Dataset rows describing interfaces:

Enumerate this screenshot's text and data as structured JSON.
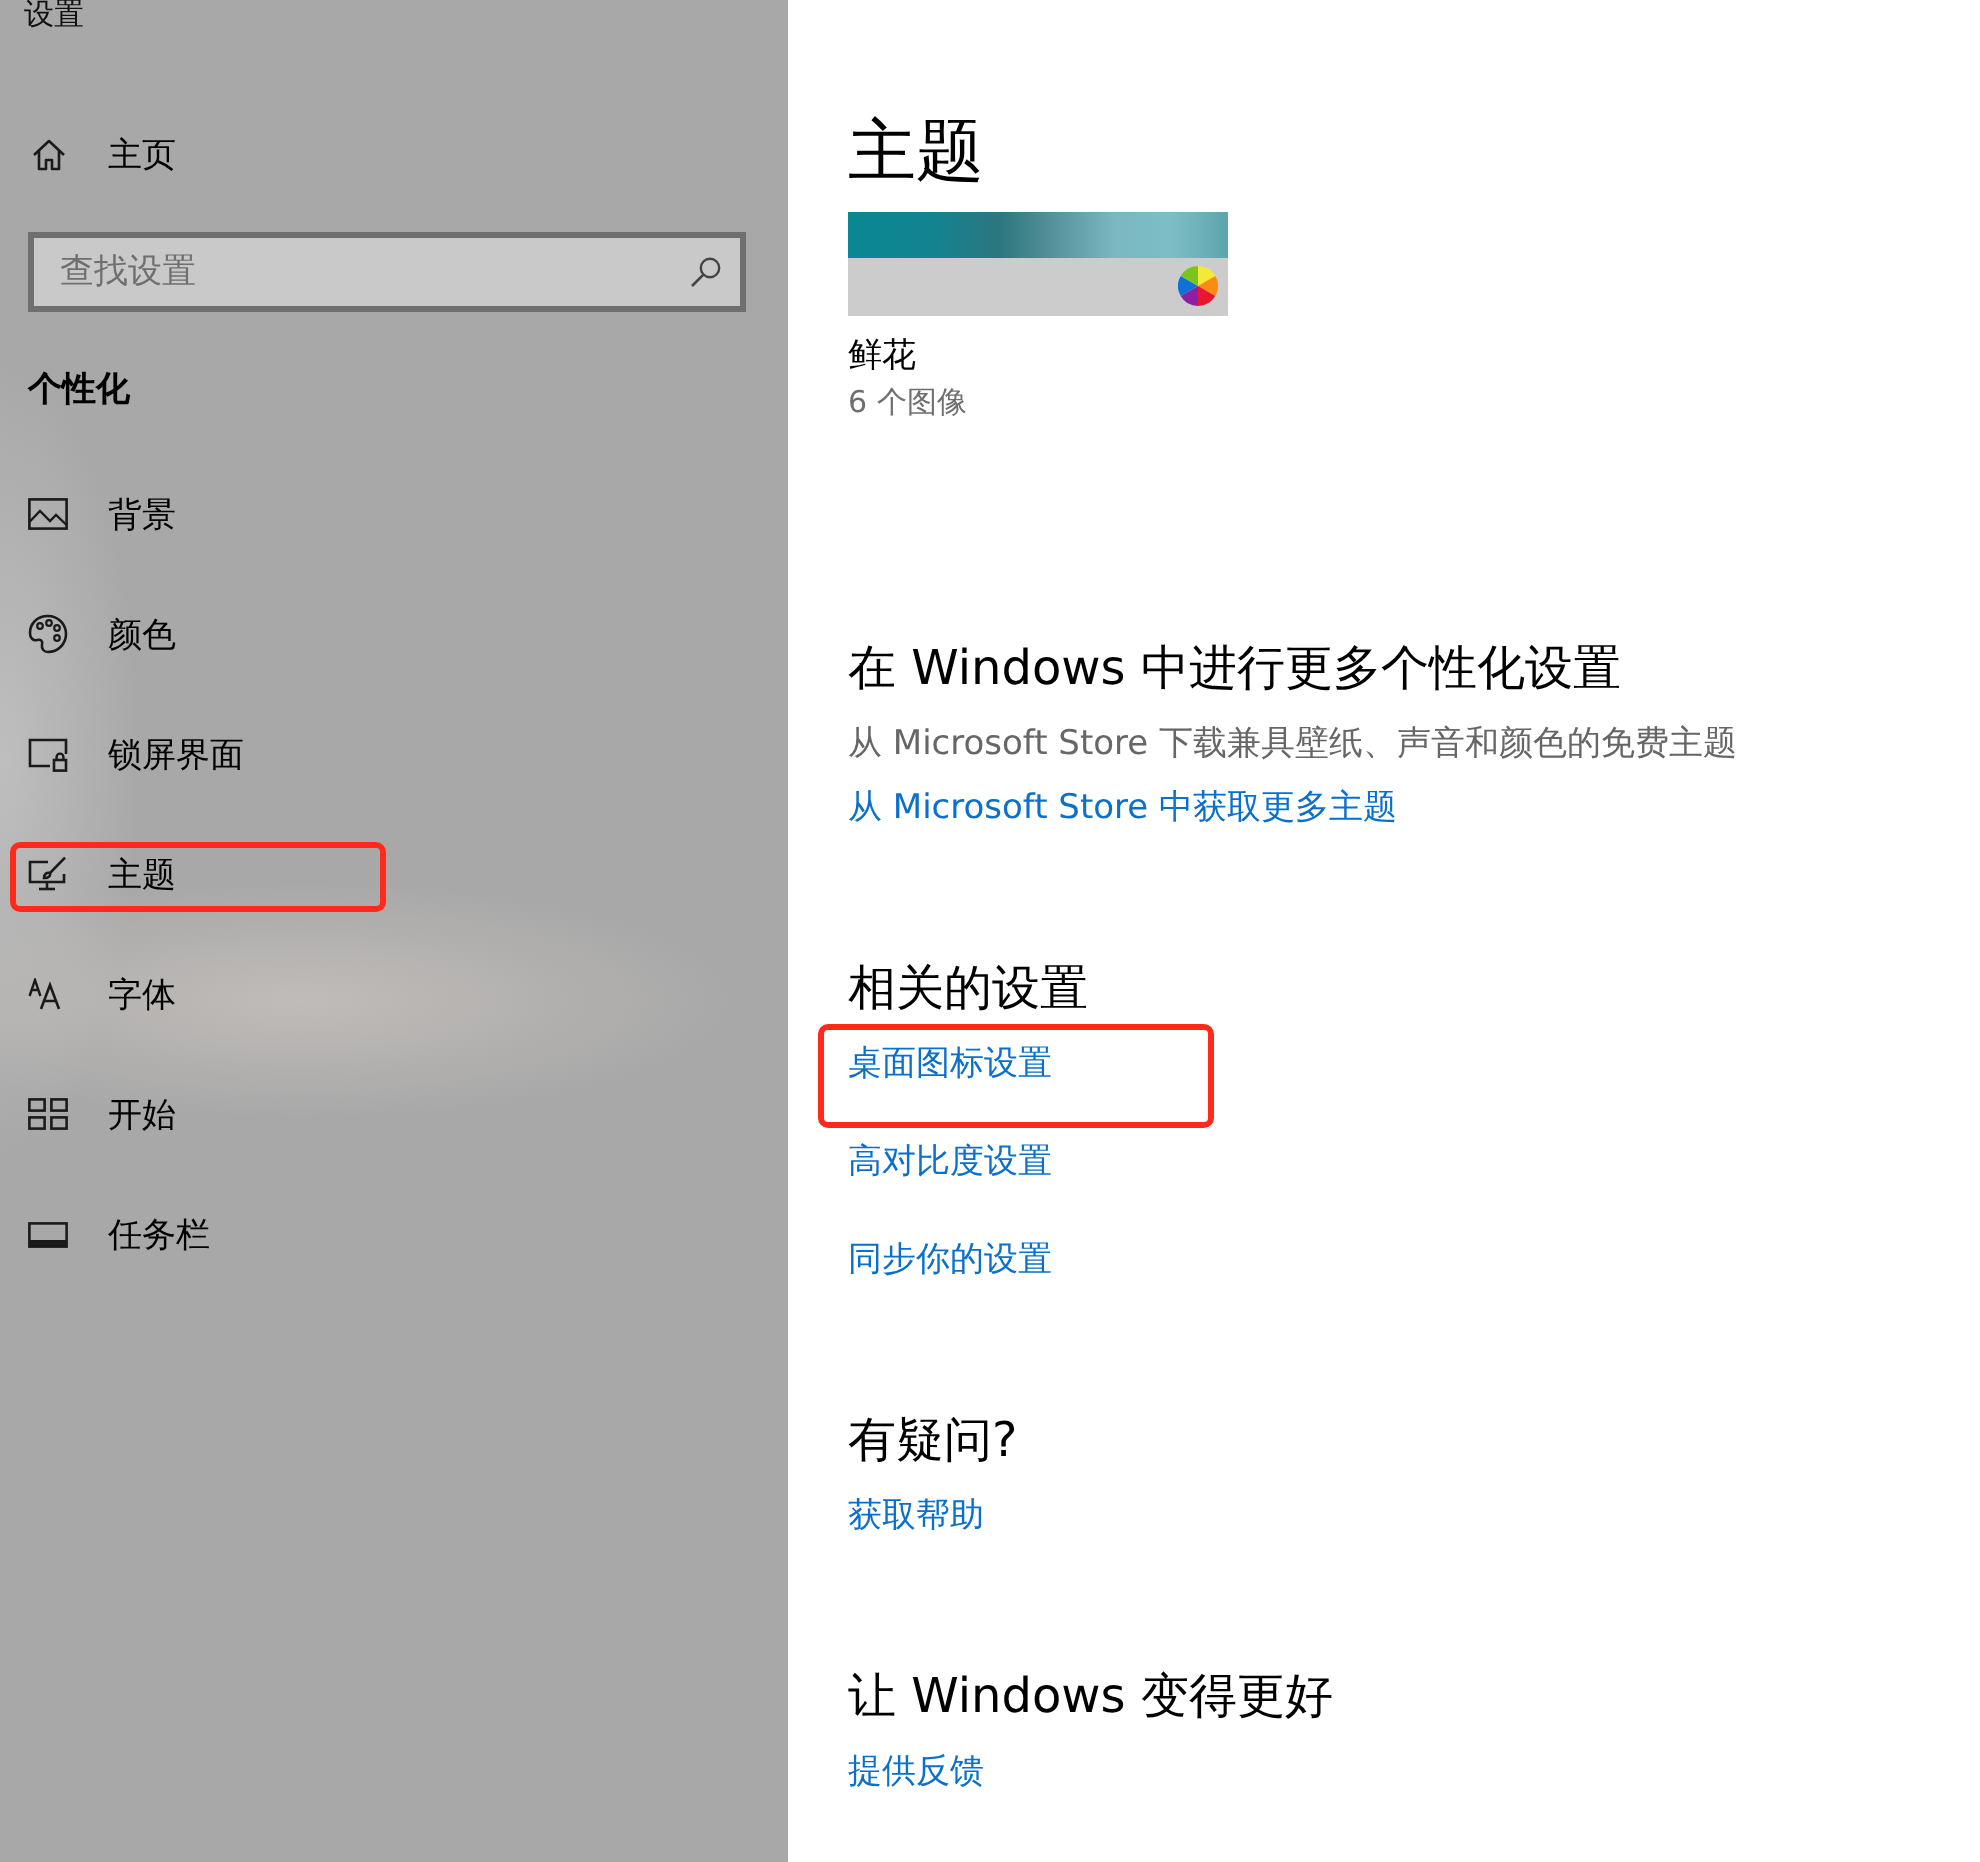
{
  "window": {
    "title": "设置"
  },
  "sidebar": {
    "home": {
      "label": "主页"
    },
    "search": {
      "placeholder": "查找设置"
    },
    "section_title": "个性化",
    "items": [
      {
        "label": "背景",
        "highlighted": false
      },
      {
        "label": "颜色",
        "highlighted": false
      },
      {
        "label": "锁屏界面",
        "highlighted": false
      },
      {
        "label": "主题",
        "highlighted": true
      },
      {
        "label": "字体",
        "highlighted": false
      },
      {
        "label": "开始",
        "highlighted": false
      },
      {
        "label": "任务栏",
        "highlighted": false
      }
    ]
  },
  "main": {
    "title": "主题",
    "theme": {
      "name": "鲜花",
      "count": "6 个图像"
    },
    "sections": [
      {
        "heading": "在 Windows 中进行更多个性化设置",
        "description": "从 Microsoft Store 下载兼具壁纸、声音和颜色的免费主题",
        "links": [
          {
            "label": "从 Microsoft Store 中获取更多主题",
            "highlighted": false
          }
        ]
      },
      {
        "heading": "相关的设置",
        "links": [
          {
            "label": "桌面图标设置",
            "highlighted": true
          },
          {
            "label": "高对比度设置",
            "highlighted": false
          },
          {
            "label": "同步你的设置",
            "highlighted": false
          }
        ]
      },
      {
        "heading": "有疑问?",
        "links": [
          {
            "label": "获取帮助",
            "highlighted": false
          }
        ]
      },
      {
        "heading": "让 Windows 变得更好",
        "links": [
          {
            "label": "提供反馈",
            "highlighted": false
          }
        ]
      }
    ]
  }
}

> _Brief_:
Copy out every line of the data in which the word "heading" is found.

> _Task result_:
        "heading": "在 Windows 中进行更多个性化设置",
        "heading": "相关的设置",
        "heading": "有疑问?",
        "heading": "让 Windows 变得更好",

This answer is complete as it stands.